What is needed: Every line containing "true" should be copied out. Go through the entries and find them.

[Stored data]
*** Begin section ***
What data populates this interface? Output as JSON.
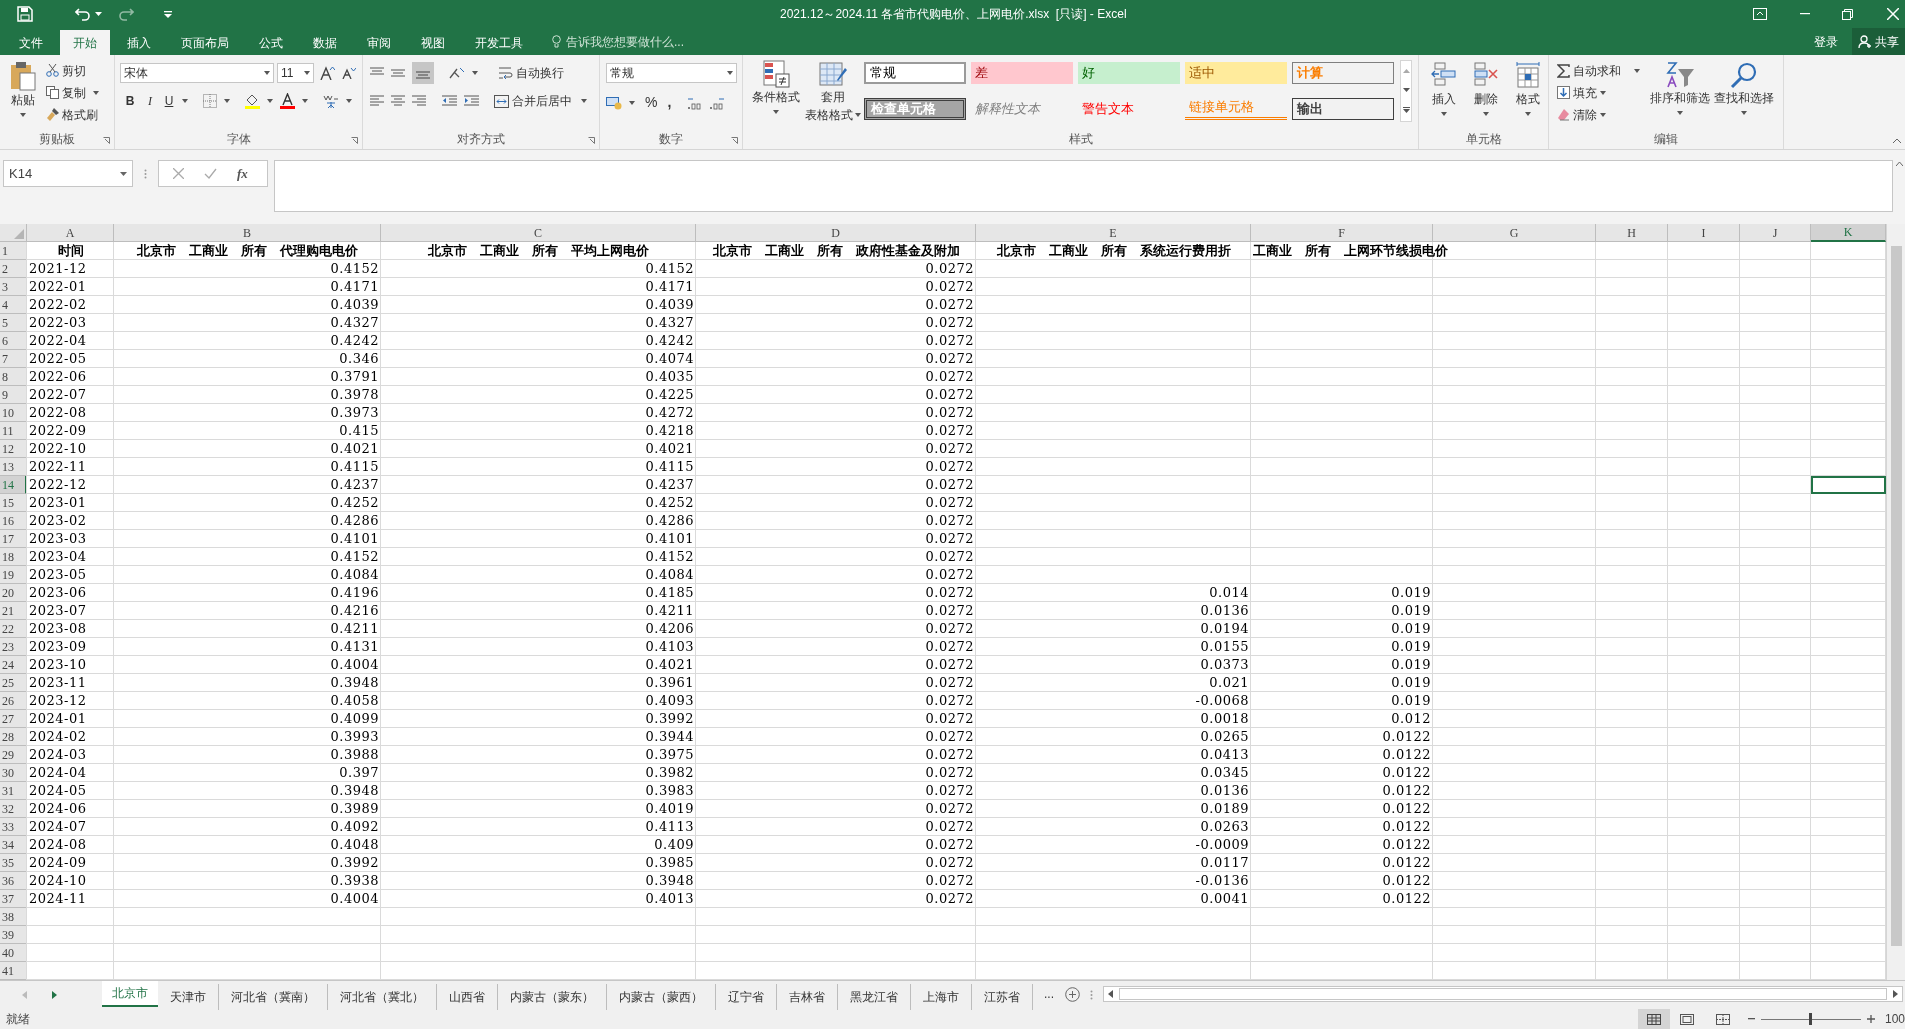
{
  "window": {
    "title": "2021.12～2024.11 各省市代购电价、上网电价.xlsx  [只读] - Excel"
  },
  "menu_tabs": [
    {
      "label": "文件",
      "selected": false
    },
    {
      "label": "开始",
      "selected": true
    },
    {
      "label": "插入",
      "selected": false
    },
    {
      "label": "页面布局",
      "selected": false
    },
    {
      "label": "公式",
      "selected": false
    },
    {
      "label": "数据",
      "selected": false
    },
    {
      "label": "审阅",
      "selected": false
    },
    {
      "label": "视图",
      "selected": false
    },
    {
      "label": "开发工具",
      "selected": false
    }
  ],
  "tell_me": {
    "placeholder": "告诉我您想要做什么..."
  },
  "account": {
    "sign_in": "登录",
    "share": "共享"
  },
  "ribbon": {
    "clipboard": {
      "label": "剪贴板",
      "paste": "粘贴",
      "cut": "剪切",
      "copy": "复制",
      "format_painter": "格式刷"
    },
    "font": {
      "label": "字体",
      "name": "宋体",
      "size": "11",
      "bold": "B",
      "italic": "I",
      "underline": "U"
    },
    "alignment": {
      "label": "对齐方式",
      "wrap_text": "自动换行",
      "merge_center": "合并后居中"
    },
    "number": {
      "label": "数字",
      "format": "常规",
      "percent": "%",
      "comma": ","
    },
    "styles": {
      "label": "样式",
      "conditional_formatting": "条件格式",
      "format_as_table_1": "套用",
      "format_as_table_2": "表格格式",
      "cell_styles": [
        {
          "label": "常规",
          "kind": "normal"
        },
        {
          "label": "差",
          "kind": "bad"
        },
        {
          "label": "好",
          "kind": "good"
        },
        {
          "label": "适中",
          "kind": "neutral"
        },
        {
          "label": "计算",
          "kind": "calculation"
        },
        {
          "label": "检查单元格",
          "kind": "check"
        },
        {
          "label": "解释性文本",
          "kind": "explanatory"
        },
        {
          "label": "警告文本",
          "kind": "warning"
        },
        {
          "label": "链接单元格",
          "kind": "linked"
        },
        {
          "label": "输出",
          "kind": "output"
        }
      ]
    },
    "cells": {
      "label": "单元格",
      "insert": "插入",
      "delete": "删除",
      "format": "格式"
    },
    "editing": {
      "label": "编辑",
      "autosum": "自动求和",
      "fill": "填充",
      "clear": "清除",
      "sort_filter": "排序和筛选",
      "find_select": "查找和选择"
    }
  },
  "formula_bar": {
    "name_box": "K14",
    "fx": "fx"
  },
  "sheet": {
    "columns": [
      {
        "letter": "A",
        "selected": false
      },
      {
        "letter": "B",
        "selected": false
      },
      {
        "letter": "C",
        "selected": false
      },
      {
        "letter": "D",
        "selected": false
      },
      {
        "letter": "E",
        "selected": false
      },
      {
        "letter": "F",
        "selected": false
      },
      {
        "letter": "G",
        "selected": false
      },
      {
        "letter": "H",
        "selected": false
      },
      {
        "letter": "I",
        "selected": false
      },
      {
        "letter": "J",
        "selected": false
      },
      {
        "letter": "K",
        "selected": true
      }
    ],
    "rows": [
      {
        "number": "1",
        "selected": false,
        "header": true,
        "cells": [
          "时间",
          "北京市　工商业　所有　代理购电电价",
          "北京市　工商业　所有　平均上网电价",
          "北京市　工商业　所有　政府性基金及附加",
          "北京市　工商业　所有　系统运行费用折",
          "工商业　所有　上网环节线损电价"
        ]
      },
      {
        "number": "2",
        "selected": false,
        "cells": [
          "2021-12",
          "0.4152",
          "0.4152",
          "0.0272"
        ]
      },
      {
        "number": "3",
        "selected": false,
        "cells": [
          "2022-01",
          "0.4171",
          "0.4171",
          "0.0272"
        ]
      },
      {
        "number": "4",
        "selected": false,
        "cells": [
          "2022-02",
          "0.4039",
          "0.4039",
          "0.0272"
        ]
      },
      {
        "number": "5",
        "selected": false,
        "cells": [
          "2022-03",
          "0.4327",
          "0.4327",
          "0.0272"
        ]
      },
      {
        "number": "6",
        "selected": false,
        "cells": [
          "2022-04",
          "0.4242",
          "0.4242",
          "0.0272"
        ]
      },
      {
        "number": "7",
        "selected": false,
        "cells": [
          "2022-05",
          "0.346",
          "0.4074",
          "0.0272"
        ]
      },
      {
        "number": "8",
        "selected": false,
        "cells": [
          "2022-06",
          "0.3791",
          "0.4035",
          "0.0272"
        ]
      },
      {
        "number": "9",
        "selected": false,
        "cells": [
          "2022-07",
          "0.3978",
          "0.4225",
          "0.0272"
        ]
      },
      {
        "number": "10",
        "selected": false,
        "cells": [
          "2022-08",
          "0.3973",
          "0.4272",
          "0.0272"
        ]
      },
      {
        "number": "11",
        "selected": false,
        "cells": [
          "2022-09",
          "0.415",
          "0.4218",
          "0.0272"
        ]
      },
      {
        "number": "12",
        "selected": false,
        "cells": [
          "2022-10",
          "0.4021",
          "0.4021",
          "0.0272"
        ]
      },
      {
        "number": "13",
        "selected": false,
        "cells": [
          "2022-11",
          "0.4115",
          "0.4115",
          "0.0272"
        ]
      },
      {
        "number": "14",
        "selected": true,
        "cells": [
          "2022-12",
          "0.4237",
          "0.4237",
          "0.0272"
        ]
      },
      {
        "number": "15",
        "selected": false,
        "cells": [
          "2023-01",
          "0.4252",
          "0.4252",
          "0.0272"
        ]
      },
      {
        "number": "16",
        "selected": false,
        "cells": [
          "2023-02",
          "0.4286",
          "0.4286",
          "0.0272"
        ]
      },
      {
        "number": "17",
        "selected": false,
        "cells": [
          "2023-03",
          "0.4101",
          "0.4101",
          "0.0272"
        ]
      },
      {
        "number": "18",
        "selected": false,
        "cells": [
          "2023-04",
          "0.4152",
          "0.4152",
          "0.0272"
        ]
      },
      {
        "number": "19",
        "selected": false,
        "cells": [
          "2023-05",
          "0.4084",
          "0.4084",
          "0.0272"
        ]
      },
      {
        "number": "20",
        "selected": false,
        "cells": [
          "2023-06",
          "0.4196",
          "0.4185",
          "0.0272",
          "0.014",
          "0.019"
        ]
      },
      {
        "number": "21",
        "selected": false,
        "cells": [
          "2023-07",
          "0.4216",
          "0.4211",
          "0.0272",
          "0.0136",
          "0.019"
        ]
      },
      {
        "number": "22",
        "selected": false,
        "cells": [
          "2023-08",
          "0.4211",
          "0.4206",
          "0.0272",
          "0.0194",
          "0.019"
        ]
      },
      {
        "number": "23",
        "selected": false,
        "cells": [
          "2023-09",
          "0.4131",
          "0.4103",
          "0.0272",
          "0.0155",
          "0.019"
        ]
      },
      {
        "number": "24",
        "selected": false,
        "cells": [
          "2023-10",
          "0.4004",
          "0.4021",
          "0.0272",
          "0.0373",
          "0.019"
        ]
      },
      {
        "number": "25",
        "selected": false,
        "cells": [
          "2023-11",
          "0.3948",
          "0.3961",
          "0.0272",
          "0.021",
          "0.019"
        ]
      },
      {
        "number": "26",
        "selected": false,
        "cells": [
          "2023-12",
          "0.4058",
          "0.4093",
          "0.0272",
          "-0.0068",
          "0.019"
        ]
      },
      {
        "number": "27",
        "selected": false,
        "cells": [
          "2024-01",
          "0.4099",
          "0.3992",
          "0.0272",
          "0.0018",
          "0.012"
        ]
      },
      {
        "number": "28",
        "selected": false,
        "cells": [
          "2024-02",
          "0.3993",
          "0.3944",
          "0.0272",
          "0.0265",
          "0.0122"
        ]
      },
      {
        "number": "29",
        "selected": false,
        "cells": [
          "2024-03",
          "0.3988",
          "0.3975",
          "0.0272",
          "0.0413",
          "0.0122"
        ]
      },
      {
        "number": "30",
        "selected": false,
        "cells": [
          "2024-04",
          "0.397",
          "0.3982",
          "0.0272",
          "0.0345",
          "0.0122"
        ]
      },
      {
        "number": "31",
        "selected": false,
        "cells": [
          "2024-05",
          "0.3948",
          "0.3983",
          "0.0272",
          "0.0136",
          "0.0122"
        ]
      },
      {
        "number": "32",
        "selected": false,
        "cells": [
          "2024-06",
          "0.3989",
          "0.4019",
          "0.0272",
          "0.0189",
          "0.0122"
        ]
      },
      {
        "number": "33",
        "selected": false,
        "cells": [
          "2024-07",
          "0.4092",
          "0.4113",
          "0.0272",
          "0.0263",
          "0.0122"
        ]
      },
      {
        "number": "34",
        "selected": false,
        "cells": [
          "2024-08",
          "0.4048",
          "0.409",
          "0.0272",
          "-0.0009",
          "0.0122"
        ]
      },
      {
        "number": "35",
        "selected": false,
        "cells": [
          "2024-09",
          "0.3992",
          "0.3985",
          "0.0272",
          "0.0117",
          "0.0122"
        ]
      },
      {
        "number": "36",
        "selected": false,
        "cells": [
          "2024-10",
          "0.3938",
          "0.3948",
          "0.0272",
          "-0.0136",
          "0.0122"
        ]
      },
      {
        "number": "37",
        "selected": false,
        "cells": [
          "2024-11",
          "0.4004",
          "0.4013",
          "0.0272",
          "0.0041",
          "0.0122"
        ]
      },
      {
        "number": "38",
        "selected": false
      },
      {
        "number": "39",
        "selected": false
      },
      {
        "number": "40",
        "selected": false
      },
      {
        "number": "41",
        "selected": false
      }
    ]
  },
  "sheet_tabs": [
    {
      "label": "北京市",
      "selected": true
    },
    {
      "label": "天津市",
      "selected": false
    },
    {
      "label": "河北省（冀南）",
      "selected": false
    },
    {
      "label": "河北省（冀北）",
      "selected": false
    },
    {
      "label": "山西省",
      "selected": false
    },
    {
      "label": "内蒙古（蒙东）",
      "selected": false
    },
    {
      "label": "内蒙古（蒙西）",
      "selected": false
    },
    {
      "label": "辽宁省",
      "selected": false
    },
    {
      "label": "吉林省",
      "selected": false
    },
    {
      "label": "黑龙江省",
      "selected": false
    },
    {
      "label": "上海市",
      "selected": false
    },
    {
      "label": "江苏省",
      "selected": false
    }
  ],
  "more_sheets": "...",
  "status_bar": {
    "mode": "就绪",
    "zoom": "100",
    "zoom_slider": {
      "level": 0.5
    }
  }
}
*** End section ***
Response:
      "selected": true
        "selected": true
        "header": true,
        "selected": true,
      "selected": true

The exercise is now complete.